** Data excerpts follows **
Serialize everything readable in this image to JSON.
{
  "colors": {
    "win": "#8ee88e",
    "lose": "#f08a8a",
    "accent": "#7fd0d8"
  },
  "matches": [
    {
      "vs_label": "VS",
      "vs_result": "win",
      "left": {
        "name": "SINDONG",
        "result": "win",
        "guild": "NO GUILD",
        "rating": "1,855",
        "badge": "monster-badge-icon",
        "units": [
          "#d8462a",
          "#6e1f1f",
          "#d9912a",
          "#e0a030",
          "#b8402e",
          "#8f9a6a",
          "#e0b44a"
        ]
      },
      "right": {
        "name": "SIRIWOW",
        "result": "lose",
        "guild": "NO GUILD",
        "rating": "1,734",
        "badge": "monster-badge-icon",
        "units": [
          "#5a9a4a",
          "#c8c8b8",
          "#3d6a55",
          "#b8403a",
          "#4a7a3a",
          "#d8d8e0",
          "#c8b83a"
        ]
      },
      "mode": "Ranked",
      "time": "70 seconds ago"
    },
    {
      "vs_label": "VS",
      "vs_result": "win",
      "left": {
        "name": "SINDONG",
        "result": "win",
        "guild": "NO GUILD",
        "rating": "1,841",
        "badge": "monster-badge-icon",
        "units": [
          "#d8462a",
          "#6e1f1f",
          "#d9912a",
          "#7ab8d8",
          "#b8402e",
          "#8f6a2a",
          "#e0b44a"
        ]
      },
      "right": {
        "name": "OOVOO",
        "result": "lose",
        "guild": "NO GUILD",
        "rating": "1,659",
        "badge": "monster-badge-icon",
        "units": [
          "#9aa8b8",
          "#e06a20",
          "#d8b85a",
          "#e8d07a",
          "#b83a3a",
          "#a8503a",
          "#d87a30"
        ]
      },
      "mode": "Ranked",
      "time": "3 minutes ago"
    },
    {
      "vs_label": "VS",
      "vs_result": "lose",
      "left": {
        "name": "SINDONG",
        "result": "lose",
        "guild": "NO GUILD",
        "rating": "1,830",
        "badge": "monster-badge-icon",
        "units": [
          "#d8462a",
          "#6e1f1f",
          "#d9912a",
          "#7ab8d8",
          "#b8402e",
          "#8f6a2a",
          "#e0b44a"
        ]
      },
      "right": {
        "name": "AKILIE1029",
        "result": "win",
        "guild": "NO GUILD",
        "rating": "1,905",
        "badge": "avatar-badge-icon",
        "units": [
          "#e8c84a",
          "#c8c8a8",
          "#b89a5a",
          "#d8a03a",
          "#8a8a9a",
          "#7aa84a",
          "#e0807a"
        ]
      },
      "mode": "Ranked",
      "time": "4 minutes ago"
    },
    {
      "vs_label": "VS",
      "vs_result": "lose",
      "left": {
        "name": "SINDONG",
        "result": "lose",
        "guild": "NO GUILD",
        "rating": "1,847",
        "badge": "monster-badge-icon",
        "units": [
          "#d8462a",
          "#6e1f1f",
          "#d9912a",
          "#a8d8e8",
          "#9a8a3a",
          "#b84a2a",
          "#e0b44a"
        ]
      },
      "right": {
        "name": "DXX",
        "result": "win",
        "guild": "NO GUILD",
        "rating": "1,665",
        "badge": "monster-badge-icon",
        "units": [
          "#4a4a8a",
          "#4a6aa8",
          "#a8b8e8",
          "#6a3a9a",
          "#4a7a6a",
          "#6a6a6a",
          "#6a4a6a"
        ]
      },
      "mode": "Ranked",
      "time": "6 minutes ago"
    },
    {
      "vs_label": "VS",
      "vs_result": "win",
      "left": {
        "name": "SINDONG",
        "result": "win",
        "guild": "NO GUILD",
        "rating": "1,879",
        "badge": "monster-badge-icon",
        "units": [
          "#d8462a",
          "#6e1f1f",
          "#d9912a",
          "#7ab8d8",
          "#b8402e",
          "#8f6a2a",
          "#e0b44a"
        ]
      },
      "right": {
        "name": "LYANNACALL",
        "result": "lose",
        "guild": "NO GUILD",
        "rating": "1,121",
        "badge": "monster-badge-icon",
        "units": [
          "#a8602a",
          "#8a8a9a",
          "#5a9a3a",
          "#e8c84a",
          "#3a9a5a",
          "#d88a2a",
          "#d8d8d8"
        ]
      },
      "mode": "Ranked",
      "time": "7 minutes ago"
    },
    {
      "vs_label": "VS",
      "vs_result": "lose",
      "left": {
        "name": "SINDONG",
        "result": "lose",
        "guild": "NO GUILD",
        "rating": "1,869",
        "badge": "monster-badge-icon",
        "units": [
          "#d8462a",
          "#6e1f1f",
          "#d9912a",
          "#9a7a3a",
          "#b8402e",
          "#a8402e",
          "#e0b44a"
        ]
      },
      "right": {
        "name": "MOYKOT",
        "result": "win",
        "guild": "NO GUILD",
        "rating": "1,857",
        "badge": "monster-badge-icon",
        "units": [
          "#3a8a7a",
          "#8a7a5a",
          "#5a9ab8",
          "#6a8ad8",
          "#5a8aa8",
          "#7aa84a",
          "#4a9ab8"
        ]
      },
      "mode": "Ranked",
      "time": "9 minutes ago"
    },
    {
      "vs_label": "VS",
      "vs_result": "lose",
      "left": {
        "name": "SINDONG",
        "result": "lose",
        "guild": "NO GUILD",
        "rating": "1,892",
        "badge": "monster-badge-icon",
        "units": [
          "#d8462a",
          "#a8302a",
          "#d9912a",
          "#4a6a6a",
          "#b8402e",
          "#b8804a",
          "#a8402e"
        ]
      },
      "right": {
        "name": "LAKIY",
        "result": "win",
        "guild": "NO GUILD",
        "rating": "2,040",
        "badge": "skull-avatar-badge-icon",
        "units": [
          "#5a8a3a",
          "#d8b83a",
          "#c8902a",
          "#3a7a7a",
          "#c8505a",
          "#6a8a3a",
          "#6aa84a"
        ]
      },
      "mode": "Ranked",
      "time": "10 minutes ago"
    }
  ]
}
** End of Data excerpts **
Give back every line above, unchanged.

Serialize everything readable in this image to JSON.
{
  "colors": {
    "win": "#8ee88e",
    "lose": "#f08a8a",
    "accent": "#7fd0d8"
  },
  "matches": [
    {
      "vs_label": "VS",
      "vs_result": "win",
      "left": {
        "name": "SINDONG",
        "result": "win",
        "guild": "NO GUILD",
        "rating": "1,855",
        "badge": "monster-badge-icon",
        "units": [
          "#d8462a",
          "#6e1f1f",
          "#d9912a",
          "#e0a030",
          "#b8402e",
          "#8f9a6a",
          "#e0b44a"
        ]
      },
      "right": {
        "name": "SIRIWOW",
        "result": "lose",
        "guild": "NO GUILD",
        "rating": "1,734",
        "badge": "monster-badge-icon",
        "units": [
          "#5a9a4a",
          "#c8c8b8",
          "#3d6a55",
          "#b8403a",
          "#4a7a3a",
          "#d8d8e0",
          "#c8b83a"
        ]
      },
      "mode": "Ranked",
      "time": "70 seconds ago"
    },
    {
      "vs_label": "VS",
      "vs_result": "win",
      "left": {
        "name": "SINDONG",
        "result": "win",
        "guild": "NO GUILD",
        "rating": "1,841",
        "badge": "monster-badge-icon",
        "units": [
          "#d8462a",
          "#6e1f1f",
          "#d9912a",
          "#7ab8d8",
          "#b8402e",
          "#8f6a2a",
          "#e0b44a"
        ]
      },
      "right": {
        "name": "OOVOO",
        "result": "lose",
        "guild": "NO GUILD",
        "rating": "1,659",
        "badge": "monster-badge-icon",
        "units": [
          "#9aa8b8",
          "#e06a20",
          "#d8b85a",
          "#e8d07a",
          "#b83a3a",
          "#a8503a",
          "#d87a30"
        ]
      },
      "mode": "Ranked",
      "time": "3 minutes ago"
    },
    {
      "vs_label": "VS",
      "vs_result": "lose",
      "left": {
        "name": "SINDONG",
        "result": "lose",
        "guild": "NO GUILD",
        "rating": "1,830",
        "badge": "monster-badge-icon",
        "units": [
          "#d8462a",
          "#6e1f1f",
          "#d9912a",
          "#7ab8d8",
          "#b8402e",
          "#8f6a2a",
          "#e0b44a"
        ]
      },
      "right": {
        "name": "AKILIE1029",
        "result": "win",
        "guild": "NO GUILD",
        "rating": "1,905",
        "badge": "avatar-badge-icon",
        "units": [
          "#e8c84a",
          "#c8c8a8",
          "#b89a5a",
          "#d8a03a",
          "#8a8a9a",
          "#7aa84a",
          "#e0807a"
        ]
      },
      "mode": "Ranked",
      "time": "4 minutes ago"
    },
    {
      "vs_label": "VS",
      "vs_result": "lose",
      "left": {
        "name": "SINDONG",
        "result": "lose",
        "guild": "NO GUILD",
        "rating": "1,847",
        "badge": "monster-badge-icon",
        "units": [
          "#d8462a",
          "#6e1f1f",
          "#d9912a",
          "#a8d8e8",
          "#9a8a3a",
          "#b84a2a",
          "#e0b44a"
        ]
      },
      "right": {
        "name": "DXX",
        "result": "win",
        "guild": "NO GUILD",
        "rating": "1,665",
        "badge": "monster-badge-icon",
        "units": [
          "#4a4a8a",
          "#4a6aa8",
          "#a8b8e8",
          "#6a3a9a",
          "#4a7a6a",
          "#6a6a6a",
          "#6a4a6a"
        ]
      },
      "mode": "Ranked",
      "time": "6 minutes ago"
    },
    {
      "vs_label": "VS",
      "vs_result": "win",
      "left": {
        "name": "SINDONG",
        "result": "win",
        "guild": "NO GUILD",
        "rating": "1,879",
        "badge": "monster-badge-icon",
        "units": [
          "#d8462a",
          "#6e1f1f",
          "#d9912a",
          "#7ab8d8",
          "#b8402e",
          "#8f6a2a",
          "#e0b44a"
        ]
      },
      "right": {
        "name": "LYANNACALL",
        "result": "lose",
        "guild": "NO GUILD",
        "rating": "1,121",
        "badge": "monster-badge-icon",
        "units": [
          "#a8602a",
          "#8a8a9a",
          "#5a9a3a",
          "#e8c84a",
          "#3a9a5a",
          "#d88a2a",
          "#d8d8d8"
        ]
      },
      "mode": "Ranked",
      "time": "7 minutes ago"
    },
    {
      "vs_label": "VS",
      "vs_result": "lose",
      "left": {
        "name": "SINDONG",
        "result": "lose",
        "guild": "NO GUILD",
        "rating": "1,869",
        "badge": "monster-badge-icon",
        "units": [
          "#d8462a",
          "#6e1f1f",
          "#d9912a",
          "#9a7a3a",
          "#b8402e",
          "#a8402e",
          "#e0b44a"
        ]
      },
      "right": {
        "name": "MOYKOT",
        "result": "win",
        "guild": "NO GUILD",
        "rating": "1,857",
        "badge": "monster-badge-icon",
        "units": [
          "#3a8a7a",
          "#8a7a5a",
          "#5a9ab8",
          "#6a8ad8",
          "#5a8aa8",
          "#7aa84a",
          "#4a9ab8"
        ]
      },
      "mode": "Ranked",
      "time": "9 minutes ago"
    },
    {
      "vs_label": "VS",
      "vs_result": "lose",
      "left": {
        "name": "SINDONG",
        "result": "lose",
        "guild": "NO GUILD",
        "rating": "1,892",
        "badge": "monster-badge-icon",
        "units": [
          "#d8462a",
          "#a8302a",
          "#d9912a",
          "#4a6a6a",
          "#b8402e",
          "#b8804a",
          "#a8402e"
        ]
      },
      "right": {
        "name": "LAKIY",
        "result": "win",
        "guild": "NO GUILD",
        "rating": "2,040",
        "badge": "skull-avatar-badge-icon",
        "units": [
          "#5a8a3a",
          "#d8b83a",
          "#c8902a",
          "#3a7a7a",
          "#c8505a",
          "#6a8a3a",
          "#6aa84a"
        ]
      },
      "mode": "Ranked",
      "time": "10 minutes ago"
    }
  ]
}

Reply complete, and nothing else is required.